Until relatively recently, developing hybrid simulation models using more than one simulation paradigm was a challenging task which required a degree of ingenuity on behalf of the modeler. Generally speaking, such hybrid models either had to be coded from scratch in a programming language, or developed using two (or more) different off-the-shelf software tools which had to communicate with each other through a user-written interface. Nowadays a number of simulation tools are available which aim to make this task easier. This paper does not set out to be a formal review of such software, but it discusses the increasing popularity of hybrid simulation and the rapidly developing market in hybrid modeling tools, focusing specifically on applications in health and social care and using experience from the Care Life Cycle project and elsewhere.

Towards a Guide to Domain-specific Hybrid Simulation

The advantages of combined simulation techniques have been already frequently discussed and are well-covered by the recently published literature. In particular, many case studies have been presented solving similar domain-specific problems by different multi-paradigm simulation approaches. Moreover, a number of papers exist focusing on theoretical and conceptual aspects of hybrid simulation. However, it still remains a challenge to decide, whether combined methods are appropriate in certain situations and how they can be applied. Therefore, domain-specific user guides for multi-paradigm modeling are required combining general concepts and best practices to common steps. In this paper, we particularly outline three major processes targeting to define structured hybrid approaches in domain-specific contexts, and we focus on some practical issues aiming to a sustainable model development. Finally, an example hybrid methodology for problems in healthcare will be presented.

Using Simulation to Assist Recruitment in Seasonally Dependant Contact Centers

The weather is unpredictable and can have a large impact on the profitability of seasonal businesses, particularly if staffing requirements are highly temperature-dependent. In this paper we describe our efforts in developing a what-if analysis tool to assist affected Small and Medium Enterprises in determining the best case scenario for timing hiring new staff and deciding the optimum length of temporary employment contracts.

Hybrid Simulation of Production Process of Pupunha Palm

This work simulated some alternatives of dynamic allocation of additional human resources in a company that produces various products from Pupunha palm. Its goal was to increase the average amount of trays produced per day in this line through a hybrid application of discrete event and agent-based simulation. Two different decision-making forms were proposed to find out which workstation should have received an additional operator. The first proposal was made on the level of occupancy of the operators, while the second one was made on the queue size. The computational model was operationally validated by comparing its results with the actual production data of the company.

Cyber Defense Econometric of a Power Grid Distribution Infrastructure

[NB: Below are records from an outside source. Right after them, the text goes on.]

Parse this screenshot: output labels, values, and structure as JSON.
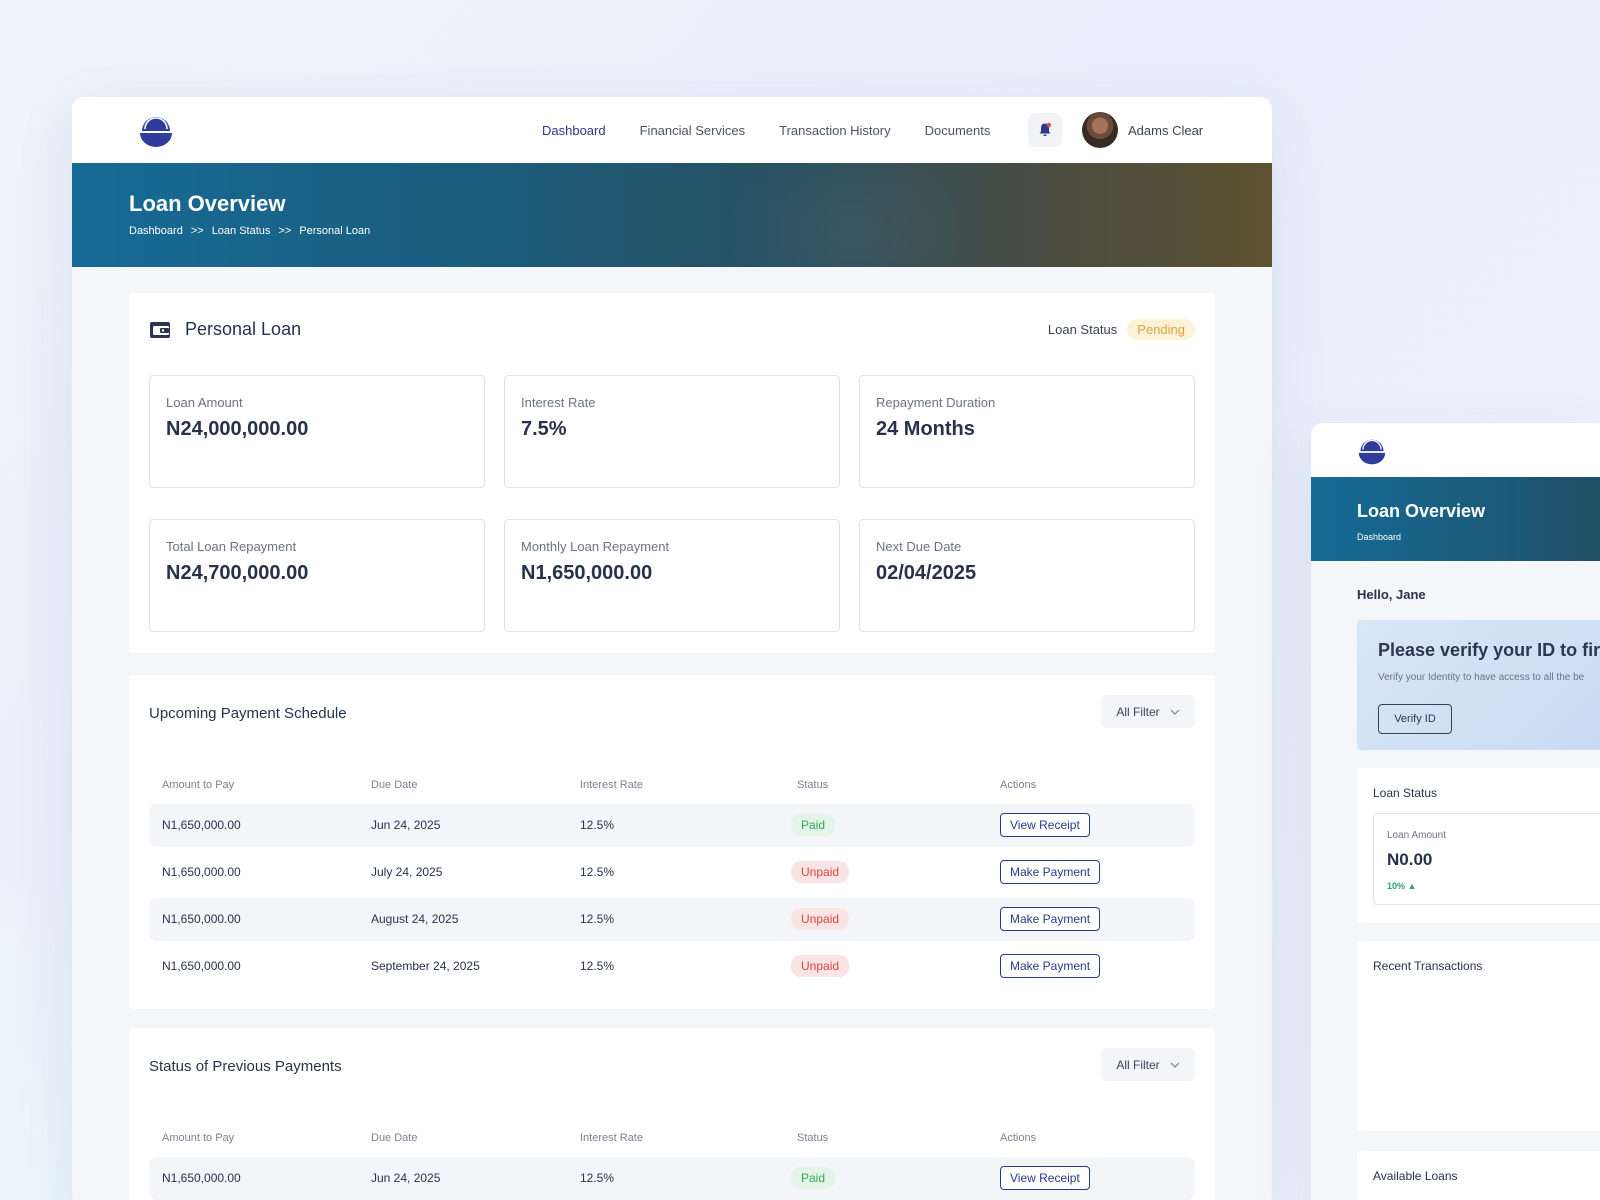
{
  "nav": {
    "items": [
      {
        "label": "Dashboard",
        "active": true
      },
      {
        "label": "Financial Services",
        "active": false
      },
      {
        "label": "Transaction History",
        "active": false
      },
      {
        "label": "Documents",
        "active": false
      }
    ],
    "user_name": "Adams Clear"
  },
  "hero": {
    "title": "Loan Overview",
    "breadcrumb": [
      "Dashboard",
      ">>",
      "Loan Status",
      ">>",
      "Personal Loan"
    ]
  },
  "loan": {
    "title": "Personal Loan",
    "status_label": "Loan Status",
    "status": "Pending",
    "stats": [
      {
        "label": "Loan Amount",
        "value": "N24,000,000.00"
      },
      {
        "label": "Interest Rate",
        "value": "7.5%"
      },
      {
        "label": "Repayment Duration",
        "value": "24 Months"
      },
      {
        "label": "Total Loan Repayment",
        "value": "N24,700,000.00"
      },
      {
        "label": "Monthly Loan Repayment",
        "value": "N1,650,000.00"
      },
      {
        "label": "Next Due Date",
        "value": "02/04/2025"
      }
    ]
  },
  "schedule": {
    "title": "Upcoming Payment Schedule",
    "filter": "All Filter",
    "columns": [
      "Amount to Pay",
      "Due Date",
      "Interest Rate",
      "Status",
      "Actions"
    ],
    "rows": [
      {
        "amount": "N1,650,000.00",
        "date": "Jun 24, 2025",
        "rate": "12.5%",
        "status": "Paid",
        "action": "View Receipt"
      },
      {
        "amount": "N1,650,000.00",
        "date": "July 24, 2025",
        "rate": "12.5%",
        "status": "Unpaid",
        "action": "Make Payment"
      },
      {
        "amount": "N1,650,000.00",
        "date": "August 24, 2025",
        "rate": "12.5%",
        "status": "Unpaid",
        "action": "Make Payment"
      },
      {
        "amount": "N1,650,000.00",
        "date": "September 24, 2025",
        "rate": "12.5%",
        "status": "Unpaid",
        "action": "Make Payment"
      }
    ]
  },
  "previous": {
    "title": "Status of Previous Payments",
    "filter": "All Filter",
    "columns": [
      "Amount to Pay",
      "Due Date",
      "Interest Rate",
      "Status",
      "Actions"
    ],
    "rows": [
      {
        "amount": "N1,650,000.00",
        "date": "Jun 24, 2025",
        "rate": "12.5%",
        "status": "Paid",
        "action": "View Receipt"
      }
    ]
  },
  "side": {
    "hero_title": "Loan Overview",
    "hero_crumb": "Dashboard",
    "greeting": "Hello, Jane",
    "verify_title": "Please verify your ID to fir",
    "verify_sub": "Verify your Identity to have access to all the be",
    "verify_button": "Verify ID",
    "loan_status_title": "Loan Status",
    "loan_amount_label": "Loan Amount",
    "loan_amount_value": "N0.00",
    "trend": "10%",
    "recent_title": "Recent Transactions",
    "available_title": "Available Loans"
  },
  "colors": {
    "accent": "#2a3a8a",
    "pending": "#e0a33a",
    "paid": "#3aa55a",
    "unpaid": "#d6453f"
  }
}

In collaboration with a Midwest Utility Provider, we developed a cyber defense econometric model via Anylogic that not only simulates the operational process of the Utility's local distribution infrastructure, but also helps to minimize the cost of implementing security. By measuring the economic impact of various cyber attacks affecting disparate components of the distribution infrastructure, it was discovered that both extremes of the paradigm (no security measures implemented vs. securing every device) were unacceptable solutions in regards to protecting the business financially.

Creating and Validating a Microscopic Pedestrian Simulation to Analyze an Airport Security Checkpoint

Aim of this simulation case study is to analyze waiting times and throughput at the security checkpoint of an international medium sized airport. The simulations shall provide the airport operator with the ability to easily change main impact parameters of an airport security checkpoint e.g. to test new security procedures, a flightplan with more passengers and also to optimize the security operation schedule.